BONE: The role of the CISO was once considered a technical leadership role — sitting alongside the heads of engineering or product management for example, reporting to the CIO. In much of corporate America, this structure still exists and needs evolution. Under this structure, even if a CISO has access to executive leadership, it will most likely be for incident management purposes and will be a one-way briefing scenario.
We have learned in recent years that this is not a sufficient approach for tackling companywide cybersecurity risks, which requires a holistic and strategic approach. In companies that recognize this, the CISO’s role has evolved to require a range of abilities, including communication skills and business acumen. These CISOs are not only reporting directly to the CEO or the board but are key members of the executive team, actively involved in company business, the development of company assets, understanding and navigating risks — and, perhaps most important, helping drive culture.
BIZTECH: What is the next big threat that organizations should be looking to defend against?
NATHER: Attackers will find it easier to take advantage of diminished social cohesion in a workforce that never meets in person anymore. It will be more straightforward to scam people by calling them at home and claiming to be from the IT department; gaining credentialed access to systems will be more likely to go unchallenged when people don’t see each other every day and new employees are added but only seen when they’re invited to videoconferences.
Visibility gaps can grow when the workforce is distributed, there’s more BYOD due to supply chain problems and local ISPs sit between the corporate security team and the workers at home. Next-level intrusion and impersonation are the threats to watch out for.
FORD: In my opinion — and the examples are many — we should all be wary of “god mode” control planes built for in-house power users. “Do and check” audits won’t work; we need to think about pairing-required power user modes, or “double do” scenarios, where two folks compare their proposal for action. Customers will eventually, and justifiably, demand insight into what was done to and for their accounts.

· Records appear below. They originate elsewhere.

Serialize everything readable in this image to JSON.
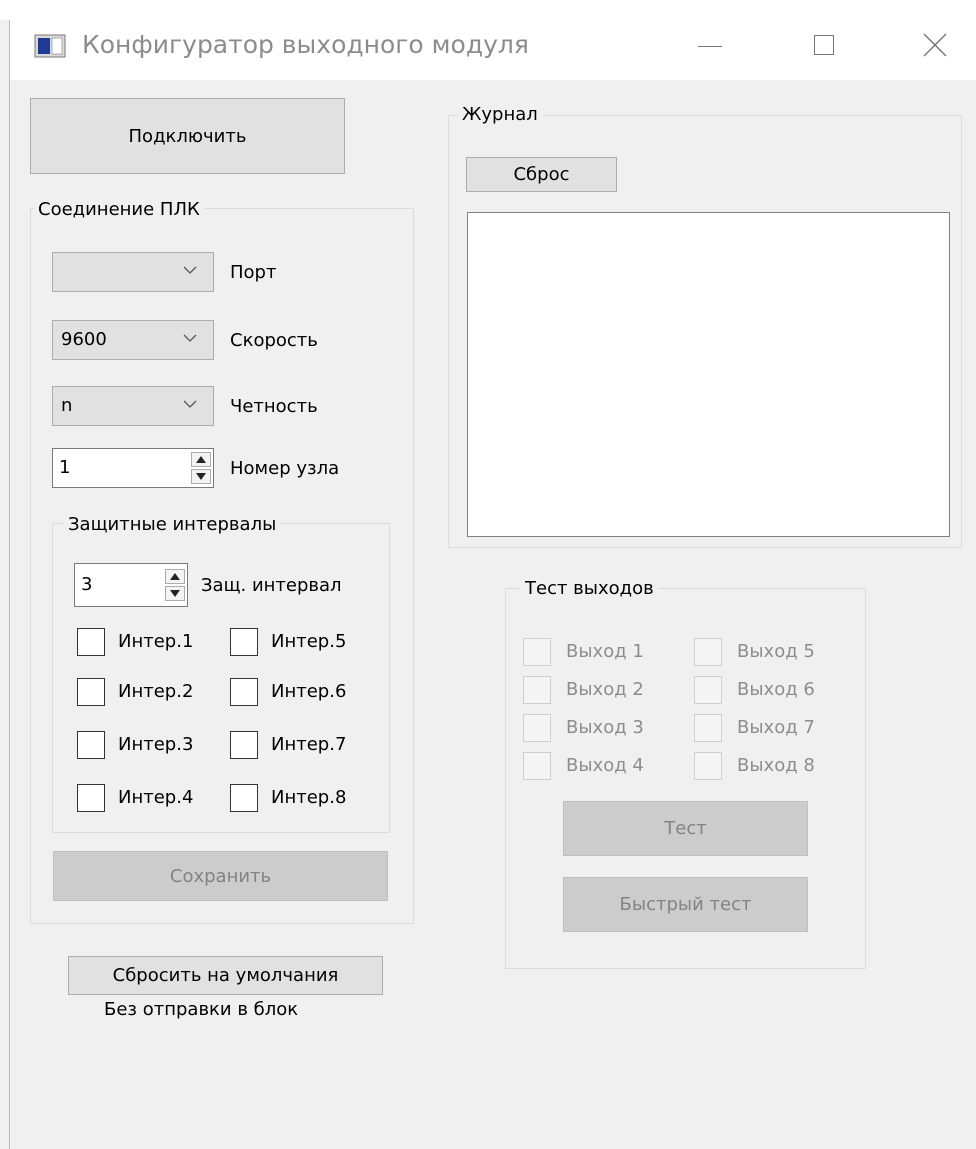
{
  "window": {
    "title": "Конфигуратор выходного модуля",
    "icon": "app-window-icon"
  },
  "connect_button": "Подключить",
  "plc": {
    "title": "Соединение ПЛК",
    "port": {
      "value": "",
      "label": "Порт"
    },
    "speed": {
      "value": "9600",
      "label": "Скорость"
    },
    "parity": {
      "value": "n",
      "label": "Четность"
    },
    "node": {
      "value": "1",
      "label": "Номер узла"
    },
    "protective": {
      "title": "Защитные интервалы",
      "interval": {
        "value": "3",
        "label": "Защ. интервал"
      },
      "checkboxes": [
        {
          "label": "Интер.1",
          "checked": false
        },
        {
          "label": "Интер.2",
          "checked": false
        },
        {
          "label": "Интер.3",
          "checked": false
        },
        {
          "label": "Интер.4",
          "checked": false
        },
        {
          "label": "Интер.5",
          "checked": false
        },
        {
          "label": "Интер.6",
          "checked": false
        },
        {
          "label": "Интер.7",
          "checked": false
        },
        {
          "label": "Интер.8",
          "checked": false
        }
      ]
    },
    "save_button": "Сохранить"
  },
  "reset_defaults_button": "Сбросить на умолчания",
  "reset_note": "Без отправки в блок",
  "journal": {
    "title": "Журнал",
    "reset_button": "Сброс",
    "content": ""
  },
  "test_outputs": {
    "title": "Тест выходов",
    "outputs": [
      {
        "label": "Выход 1",
        "checked": false
      },
      {
        "label": "Выход 2",
        "checked": false
      },
      {
        "label": "Выход 3",
        "checked": false
      },
      {
        "label": "Выход 4",
        "checked": false
      },
      {
        "label": "Выход 5",
        "checked": false
      },
      {
        "label": "Выход 6",
        "checked": false
      },
      {
        "label": "Выход 7",
        "checked": false
      },
      {
        "label": "Выход 8",
        "checked": false
      }
    ],
    "test_button": "Тест",
    "quick_test_button": "Быстрый тест"
  }
}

BONE: Beyond targeting weak infrastructure and systems, threat trends typically follow technology trends. Artificial intelligence is a good example. As AI and machine learning become embedded in all sorts of systems, so too do our areas of exposure. AI can be used to build security solutions, but it can also be circumvented, tricked, retrained and compromised. AI/ML systems are relatively immature, and with that will come vulnerabilities that we are only beginning to understand.